What is needed: Scan the material for the string "店员姓名" and copy out every line in which it occurs.

Provided records:
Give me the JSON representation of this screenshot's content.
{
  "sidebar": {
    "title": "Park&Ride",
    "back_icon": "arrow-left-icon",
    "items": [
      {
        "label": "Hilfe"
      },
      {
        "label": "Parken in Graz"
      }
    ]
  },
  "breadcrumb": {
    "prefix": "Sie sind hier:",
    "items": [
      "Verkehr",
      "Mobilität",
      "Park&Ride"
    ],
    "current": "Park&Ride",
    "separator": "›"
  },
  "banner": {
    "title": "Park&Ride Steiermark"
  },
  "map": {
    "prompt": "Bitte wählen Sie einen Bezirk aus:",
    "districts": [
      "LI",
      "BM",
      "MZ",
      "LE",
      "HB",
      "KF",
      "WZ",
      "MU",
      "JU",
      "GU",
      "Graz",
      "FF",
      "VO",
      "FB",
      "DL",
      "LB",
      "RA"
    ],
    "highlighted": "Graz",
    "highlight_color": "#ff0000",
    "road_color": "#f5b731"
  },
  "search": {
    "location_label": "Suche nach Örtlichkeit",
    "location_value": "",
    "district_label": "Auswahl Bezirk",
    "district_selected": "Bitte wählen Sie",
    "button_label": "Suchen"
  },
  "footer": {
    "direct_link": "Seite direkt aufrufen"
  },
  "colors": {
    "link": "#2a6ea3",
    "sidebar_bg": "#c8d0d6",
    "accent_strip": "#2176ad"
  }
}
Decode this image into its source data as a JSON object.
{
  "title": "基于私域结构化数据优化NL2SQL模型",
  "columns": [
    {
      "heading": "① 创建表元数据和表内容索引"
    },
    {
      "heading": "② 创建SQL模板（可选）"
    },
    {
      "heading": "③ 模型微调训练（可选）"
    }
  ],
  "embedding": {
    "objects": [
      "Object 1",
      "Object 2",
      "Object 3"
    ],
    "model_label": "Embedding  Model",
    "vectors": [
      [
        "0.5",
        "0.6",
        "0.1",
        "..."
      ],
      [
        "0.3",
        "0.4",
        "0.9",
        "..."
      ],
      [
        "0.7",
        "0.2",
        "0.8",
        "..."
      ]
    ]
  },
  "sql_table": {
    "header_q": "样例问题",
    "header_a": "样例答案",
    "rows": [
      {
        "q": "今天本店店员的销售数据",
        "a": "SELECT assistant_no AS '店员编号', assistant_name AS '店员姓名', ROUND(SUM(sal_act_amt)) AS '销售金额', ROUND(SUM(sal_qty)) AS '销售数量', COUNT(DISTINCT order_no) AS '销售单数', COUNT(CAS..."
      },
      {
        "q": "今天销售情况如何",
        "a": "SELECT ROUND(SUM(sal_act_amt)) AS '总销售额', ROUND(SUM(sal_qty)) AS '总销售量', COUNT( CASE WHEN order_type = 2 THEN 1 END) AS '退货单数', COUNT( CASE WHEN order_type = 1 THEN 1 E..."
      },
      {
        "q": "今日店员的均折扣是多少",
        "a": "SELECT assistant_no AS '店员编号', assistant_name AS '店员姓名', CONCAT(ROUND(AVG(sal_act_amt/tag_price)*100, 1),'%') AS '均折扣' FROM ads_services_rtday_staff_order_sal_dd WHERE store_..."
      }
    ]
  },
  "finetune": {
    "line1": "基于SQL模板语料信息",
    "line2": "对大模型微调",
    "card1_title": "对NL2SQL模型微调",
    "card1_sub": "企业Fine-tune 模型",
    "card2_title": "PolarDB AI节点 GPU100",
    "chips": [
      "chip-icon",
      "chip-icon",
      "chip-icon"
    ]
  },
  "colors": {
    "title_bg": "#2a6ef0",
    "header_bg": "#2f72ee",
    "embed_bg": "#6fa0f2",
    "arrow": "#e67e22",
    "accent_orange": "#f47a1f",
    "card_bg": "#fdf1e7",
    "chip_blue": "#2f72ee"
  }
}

Response:
        "a": "SELECT assistant_no AS '店员编号', assistant_name AS '店员姓名', ROUND(SUM(sal_act_amt)) AS '销售金额', ROUND(SUM(sal_qty)) AS '销售数量', COUNT(DISTINCT order_no) AS '销售单数', COUNT(CAS..."
        "a": "SELECT assistant_no AS '店员编号', assistant_name AS '店员姓名', CONCAT(ROUND(AVG(sal_act_amt/tag_price)*100, 1),'%') AS '均折扣' FROM ads_services_rtday_staff_order_sal_dd WHERE store_..."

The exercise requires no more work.